Should customers be worried about putting a bend in their iPhone 6 Plus
There’s a bit of hysteria around at the moment about the iPhone 6 Plus and some users reporting they were bending inside their pockets.
Now I’m not here to defend Apple but merely to make a few observations.
A user is entitled to carry their iPhone however they like whether it’s in their front or back pocket.
And if it bends in their normal day-to-day use then they’re entitled to get their money back or exchange it for a new iPhone.
I’ve seen the reports and I’ve seen the photographs and I can understand how it might happen.
What I’ve also seen are bend tests where video bloggers are exerting an unnatural amount of force to bend the iPhone 6 Plus. And they’ve succeeded.
But I can argue there a number of other brands of smartphones that would also bend or break if the same pressure is exerted.
I don’t think that’s realistic because anyone who’s going to spend more than $1000 on a device – be it Apple or otherwise – are going to treat it with a great deal more care.

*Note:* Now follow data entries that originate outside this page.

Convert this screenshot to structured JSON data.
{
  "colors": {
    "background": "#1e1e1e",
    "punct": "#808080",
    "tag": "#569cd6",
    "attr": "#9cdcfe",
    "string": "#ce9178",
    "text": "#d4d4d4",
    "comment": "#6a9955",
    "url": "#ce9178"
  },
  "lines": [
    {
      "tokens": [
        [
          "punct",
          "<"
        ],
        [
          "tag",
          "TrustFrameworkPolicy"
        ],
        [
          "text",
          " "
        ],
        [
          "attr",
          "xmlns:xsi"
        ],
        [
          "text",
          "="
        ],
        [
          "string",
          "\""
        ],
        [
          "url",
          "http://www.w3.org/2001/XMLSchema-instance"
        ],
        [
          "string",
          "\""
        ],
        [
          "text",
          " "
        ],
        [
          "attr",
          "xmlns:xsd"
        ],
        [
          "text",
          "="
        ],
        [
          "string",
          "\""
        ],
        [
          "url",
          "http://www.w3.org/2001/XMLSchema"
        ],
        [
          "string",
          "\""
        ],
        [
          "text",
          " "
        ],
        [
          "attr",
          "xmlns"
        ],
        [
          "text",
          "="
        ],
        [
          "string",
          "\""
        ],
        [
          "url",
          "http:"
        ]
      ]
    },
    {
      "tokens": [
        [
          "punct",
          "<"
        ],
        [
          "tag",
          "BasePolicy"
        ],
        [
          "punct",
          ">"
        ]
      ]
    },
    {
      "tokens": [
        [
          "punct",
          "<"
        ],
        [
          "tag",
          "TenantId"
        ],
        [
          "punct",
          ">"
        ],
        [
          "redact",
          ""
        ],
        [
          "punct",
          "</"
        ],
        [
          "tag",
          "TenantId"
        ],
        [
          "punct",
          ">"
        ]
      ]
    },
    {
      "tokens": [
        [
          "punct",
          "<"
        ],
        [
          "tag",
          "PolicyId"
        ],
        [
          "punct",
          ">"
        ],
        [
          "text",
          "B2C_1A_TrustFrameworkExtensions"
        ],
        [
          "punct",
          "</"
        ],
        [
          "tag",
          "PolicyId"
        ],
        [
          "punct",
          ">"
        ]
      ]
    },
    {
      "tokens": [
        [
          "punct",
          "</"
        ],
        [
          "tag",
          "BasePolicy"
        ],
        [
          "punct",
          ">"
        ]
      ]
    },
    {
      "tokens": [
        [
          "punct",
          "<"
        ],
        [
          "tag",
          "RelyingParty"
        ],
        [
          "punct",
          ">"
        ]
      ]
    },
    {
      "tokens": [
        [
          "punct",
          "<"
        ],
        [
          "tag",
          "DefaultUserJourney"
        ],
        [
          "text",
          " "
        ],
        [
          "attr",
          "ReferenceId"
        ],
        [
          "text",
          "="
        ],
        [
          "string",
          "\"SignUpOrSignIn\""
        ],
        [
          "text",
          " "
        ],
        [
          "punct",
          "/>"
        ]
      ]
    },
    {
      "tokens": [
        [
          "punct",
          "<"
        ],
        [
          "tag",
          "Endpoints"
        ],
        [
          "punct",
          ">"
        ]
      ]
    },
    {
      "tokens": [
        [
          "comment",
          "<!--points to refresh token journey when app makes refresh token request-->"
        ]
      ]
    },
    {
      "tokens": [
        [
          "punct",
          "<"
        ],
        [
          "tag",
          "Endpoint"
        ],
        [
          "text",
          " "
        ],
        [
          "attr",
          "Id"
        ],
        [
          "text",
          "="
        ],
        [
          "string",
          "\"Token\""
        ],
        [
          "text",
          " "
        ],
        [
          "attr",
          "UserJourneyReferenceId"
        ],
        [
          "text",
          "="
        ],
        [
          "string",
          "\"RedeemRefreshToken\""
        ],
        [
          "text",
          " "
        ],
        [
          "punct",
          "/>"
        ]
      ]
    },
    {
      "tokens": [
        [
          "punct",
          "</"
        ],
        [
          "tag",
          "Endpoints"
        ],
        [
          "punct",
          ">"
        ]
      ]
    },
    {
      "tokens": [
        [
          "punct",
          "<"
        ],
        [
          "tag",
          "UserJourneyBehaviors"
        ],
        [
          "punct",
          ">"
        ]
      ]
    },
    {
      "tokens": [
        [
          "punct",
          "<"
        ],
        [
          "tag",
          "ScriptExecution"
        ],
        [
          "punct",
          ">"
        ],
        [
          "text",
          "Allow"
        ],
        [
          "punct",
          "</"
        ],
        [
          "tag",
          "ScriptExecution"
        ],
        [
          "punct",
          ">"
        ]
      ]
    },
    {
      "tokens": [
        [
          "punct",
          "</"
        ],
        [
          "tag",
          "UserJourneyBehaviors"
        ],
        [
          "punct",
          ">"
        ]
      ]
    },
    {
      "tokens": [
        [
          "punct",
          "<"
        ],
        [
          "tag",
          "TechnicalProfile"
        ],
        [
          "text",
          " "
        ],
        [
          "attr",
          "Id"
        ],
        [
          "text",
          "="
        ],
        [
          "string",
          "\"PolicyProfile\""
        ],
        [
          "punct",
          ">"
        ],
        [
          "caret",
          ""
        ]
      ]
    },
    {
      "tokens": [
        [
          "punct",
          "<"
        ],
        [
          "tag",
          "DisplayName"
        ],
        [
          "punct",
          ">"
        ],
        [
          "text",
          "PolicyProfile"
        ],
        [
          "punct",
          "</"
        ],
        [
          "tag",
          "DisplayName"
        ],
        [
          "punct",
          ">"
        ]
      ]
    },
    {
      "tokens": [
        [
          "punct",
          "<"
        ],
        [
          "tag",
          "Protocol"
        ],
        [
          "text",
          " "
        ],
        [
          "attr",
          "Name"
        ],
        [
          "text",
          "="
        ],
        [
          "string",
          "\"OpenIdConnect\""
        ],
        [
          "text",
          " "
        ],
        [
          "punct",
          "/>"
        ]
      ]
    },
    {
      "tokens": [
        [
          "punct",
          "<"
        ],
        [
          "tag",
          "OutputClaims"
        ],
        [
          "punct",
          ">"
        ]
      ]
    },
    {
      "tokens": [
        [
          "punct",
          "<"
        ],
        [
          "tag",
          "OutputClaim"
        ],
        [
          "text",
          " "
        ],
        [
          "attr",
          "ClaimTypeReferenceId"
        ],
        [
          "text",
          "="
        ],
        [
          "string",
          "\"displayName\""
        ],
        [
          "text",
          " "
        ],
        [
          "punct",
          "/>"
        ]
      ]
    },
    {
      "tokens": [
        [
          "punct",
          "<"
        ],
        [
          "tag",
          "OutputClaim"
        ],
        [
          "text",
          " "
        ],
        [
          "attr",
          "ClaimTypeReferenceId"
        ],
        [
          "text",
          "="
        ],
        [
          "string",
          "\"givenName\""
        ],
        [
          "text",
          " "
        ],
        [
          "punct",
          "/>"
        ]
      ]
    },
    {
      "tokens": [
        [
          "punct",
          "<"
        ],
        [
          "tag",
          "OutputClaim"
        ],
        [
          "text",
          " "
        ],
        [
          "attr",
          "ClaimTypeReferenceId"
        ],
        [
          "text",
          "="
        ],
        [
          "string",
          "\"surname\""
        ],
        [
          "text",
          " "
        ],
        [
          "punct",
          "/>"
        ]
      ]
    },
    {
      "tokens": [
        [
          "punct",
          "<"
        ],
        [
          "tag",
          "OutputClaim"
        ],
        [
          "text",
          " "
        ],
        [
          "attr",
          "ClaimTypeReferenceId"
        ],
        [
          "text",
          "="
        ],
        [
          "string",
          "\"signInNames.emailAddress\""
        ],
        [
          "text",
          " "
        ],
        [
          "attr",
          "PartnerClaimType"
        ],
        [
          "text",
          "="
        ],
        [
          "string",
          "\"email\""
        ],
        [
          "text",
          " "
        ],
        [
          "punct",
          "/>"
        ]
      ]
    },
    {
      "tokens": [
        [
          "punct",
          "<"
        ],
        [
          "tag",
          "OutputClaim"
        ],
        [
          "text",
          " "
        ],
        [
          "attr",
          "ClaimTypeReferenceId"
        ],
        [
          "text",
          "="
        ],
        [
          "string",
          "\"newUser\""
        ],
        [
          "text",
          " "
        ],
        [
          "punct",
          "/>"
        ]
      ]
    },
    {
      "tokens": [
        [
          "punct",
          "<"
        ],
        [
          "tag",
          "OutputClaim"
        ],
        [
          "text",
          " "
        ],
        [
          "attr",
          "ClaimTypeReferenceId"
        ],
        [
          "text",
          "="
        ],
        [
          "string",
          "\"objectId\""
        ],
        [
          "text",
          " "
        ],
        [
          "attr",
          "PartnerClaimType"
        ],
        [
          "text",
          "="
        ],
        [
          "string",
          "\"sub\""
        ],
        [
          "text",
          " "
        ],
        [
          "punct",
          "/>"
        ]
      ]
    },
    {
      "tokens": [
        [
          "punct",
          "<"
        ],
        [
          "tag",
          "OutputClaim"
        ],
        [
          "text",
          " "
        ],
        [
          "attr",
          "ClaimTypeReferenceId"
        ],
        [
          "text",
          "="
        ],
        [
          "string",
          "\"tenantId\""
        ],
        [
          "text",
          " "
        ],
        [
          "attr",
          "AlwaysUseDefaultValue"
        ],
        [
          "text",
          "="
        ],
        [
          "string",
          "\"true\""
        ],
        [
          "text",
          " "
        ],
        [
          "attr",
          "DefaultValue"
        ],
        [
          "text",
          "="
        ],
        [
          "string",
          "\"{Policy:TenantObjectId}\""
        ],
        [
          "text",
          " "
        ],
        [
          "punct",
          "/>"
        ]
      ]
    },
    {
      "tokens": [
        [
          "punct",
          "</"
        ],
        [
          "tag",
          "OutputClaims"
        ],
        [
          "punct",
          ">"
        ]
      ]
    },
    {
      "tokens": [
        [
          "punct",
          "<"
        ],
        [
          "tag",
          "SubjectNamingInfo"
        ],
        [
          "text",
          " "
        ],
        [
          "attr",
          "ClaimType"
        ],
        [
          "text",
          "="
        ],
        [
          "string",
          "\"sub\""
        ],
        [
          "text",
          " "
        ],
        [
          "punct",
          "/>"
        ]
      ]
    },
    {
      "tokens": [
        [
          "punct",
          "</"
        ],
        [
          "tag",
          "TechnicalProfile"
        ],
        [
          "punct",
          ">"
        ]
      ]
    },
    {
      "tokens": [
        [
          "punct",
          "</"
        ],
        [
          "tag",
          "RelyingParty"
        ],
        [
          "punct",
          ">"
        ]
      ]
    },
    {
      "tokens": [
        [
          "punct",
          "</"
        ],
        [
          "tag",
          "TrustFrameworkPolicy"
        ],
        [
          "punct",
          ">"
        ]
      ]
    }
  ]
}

But if it’s just resting in your pocket and still developing a curve then that’s a whole other story and, if it turns out that these were just isolated cases, we need to all relax.
Now I’ve been using the iPhone 6 Plus for more than two weeks and I have been carrying it with me in the same place I carry every other smartphones I’ve owned – my back pocket.
For those that haven’t met me I can tell you that my 110kg frame comes with a generously proportioned rear end.
This same rear end which has been parked on the iPhone 6 Plus several times for extended periods over the last couple of weeks when I’ve been sitting down.
And thankfully it is still as straight as an arrow.
So far there have only been a few isolated incidents of “bendgate” which, when put against more than 10 million iPhones sold in three days, isn’t a disastrous track record.
Apple has offered no official comment about this thus far.
But as time goes by and more and more people are buying the larger iPhone 6 Plus we’ll have to wait and see if it’s a more widespread problem.
If that’s the case then Apple will have to make some response.
The last time Apple had to address an issue like this was when the iPhone 4’s antenna was brought into question soon after it’s release in 2010.
“Antennagate” it was called (can’t believe the bent iPhone already has a gate!) and suggested you could lose signal or drop calls when held the device in a certain way. Some called it the death grip.
And it forced then CEO, the late Steve Jobs, to come out and address the issue.
He naturally defended the iPhone 4 and produced stats to prove the device had less drop outs than any other iPhone but he offered a free bumper case to keep customers happy.
Maybe that’s the solution for anyone who’s worried about putting a curve in their iPhone 6 Plus – offer them a free case to help reinforce the device – or give the customer their money back if they’re not happy.
That worked for Apple last time before the hysteria died down.